Start position of the match in a sequence


End position of the match in a sequence


Length of the match in a sequence


Name of the sequence


Sequence of the match


DNA strand in which the feature occurs


Printable name of the feature


Feature in a sequence


Type of a feature

Finally, there is a block of information at the end of the report with summary information. The contents vary depending on the application.
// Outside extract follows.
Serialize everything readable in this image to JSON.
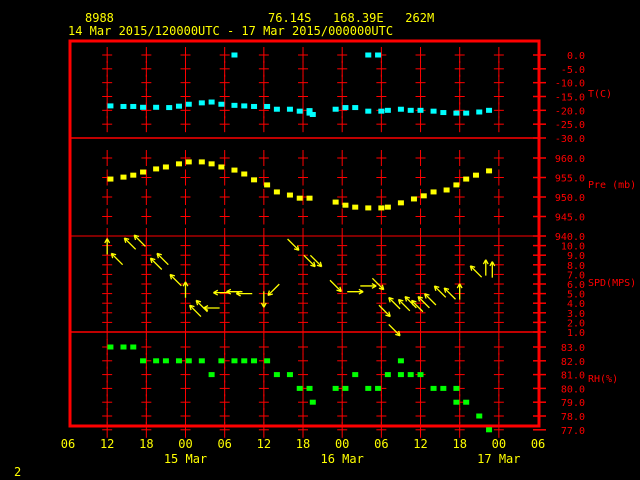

For example:

#  Residue totals: H:383   E:154   T:195   C:188
#         percent: H: 42.4 E: 17.0 T: 21.6 C: 20.8

# Total_sequences: 1
# Total_length: 920
# Reported_sequences: 1
# Reported_hitcount: 214

5.5.4. Specifying Reports on the Command line

Reports are referred to on the EMBOSS command line exactly like a standard output file, i.e. by naming the report file explicitly.

There are a set of command line qualifiers that are used for report output (see Section 6.4, “Datatype-specific Command Line Qualifiers”). These allow you to set, for example, the name and format of the file and to control what data are written to the report.

For example, to set the output of the garnier program to gff:

garnier -rformat gff

5.5.5. Applications that use Reports

EMBOSS programs that use reports for their output are summarised in the table below (???).

Applications that use Reports

antigenicFinds antigenic sites in proteins
danCalculates DNA RNA/DNA melting temperature
diffseqFind differences between nearly identical sequences
digestProtein proteolytic enzyme or reagent cleavage digest
dregRegular expression search of a nucleotide sequence
equicktandemFinds tandem repeats
etandemLooks for tandem repeats in a nucleotide sequence
fuzznucNucleic acid pattern search
fuzzproProtein pattern search
fuzztranProtein pattern search after translation
garnierPredicts protein secondary structure
helixturnhelixReport nucleic acid binding motifs
marscanFinds MAR/SAR sites in nucleic sequences
patmatdbSearch a protein sequence with a motif
patmatmotifsSearch a PROSITE motif database with a protein sequence
pregRegular expression search of a protein sequence
psiphiPhi and psi torsion angles from protein coordinates
recoderRemove restriction sites but maintain same translation
restrictFinds restriction enzyme cleavage sites
sigcleaveReports protein signal cleavage sites
silentSilent mutation restriction enzyme scan
sirnaFinds siRNA duplexes in mRNA
tcodeFickett TESTCODE statistic to identify protein coding DNA
tmapDisplays membrane spanning regions
twofeatFinds neighbouring pairs of features in sequences